In the UK, anybody between the ages of 10 and 18 years can receive a reprimand. It is a formal verbal warning given by a police officer to a young person who admits they are guilty of a minor first offence. To receive a reprimand, the young person must have admitted the offence and shown that they are sorry for the harm that have been caused.
The police will pass on the details to the local Youth Offending Team (YOT) who may contact the young person's parents or carers by phone and have a chat about the young person, their family and the events that led up to the reprimand.
Sometimes the young person can be referred to the youth offending team (YOT) to take part in a voluntary programme to help them address their offending behaviour.
Once the young person have been bailed from the Police Station, they will have been given a date and a time to return to a "Restorative Justice Clinic" (RJ Clinic) to receive your Reprimand or Final Warning from a specially trained officer. The purpose of this is to discuss what happened, why it happened and also to find out how you can repair any harm that has been caused.
The RJ Clinic usually takes place at the local Police Station. The parents or carers will also be expected to attend.
The young person do not have to accept advice or YOT assistance. Any activity or assistance offered by the YOT is voluntary.
If the young person break the law again, they will more than likely be sent to the Youth Court. This can lead to them being found guilty and sentenced.

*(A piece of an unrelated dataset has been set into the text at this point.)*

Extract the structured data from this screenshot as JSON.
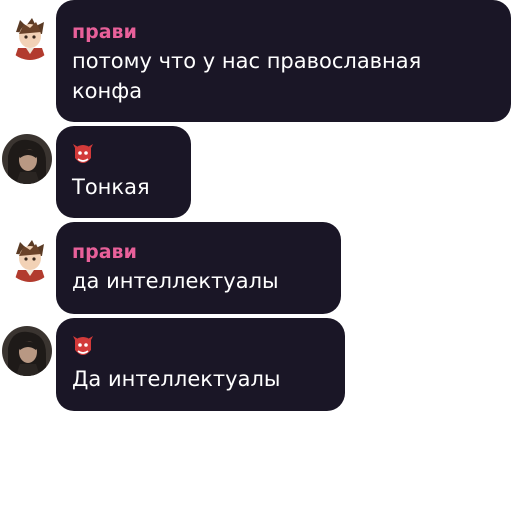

Reprimands and Final Warnings are a statutory disposal, created by sections 65-66 of the Crime and Disorder Act 1998 to replace cautions for offenders aged 17 and under. Guidance on the scheme is available for Police and Youth Offending Teams (YOTs) through joint Home Office/Youth Justice Board guidance published in November 2002.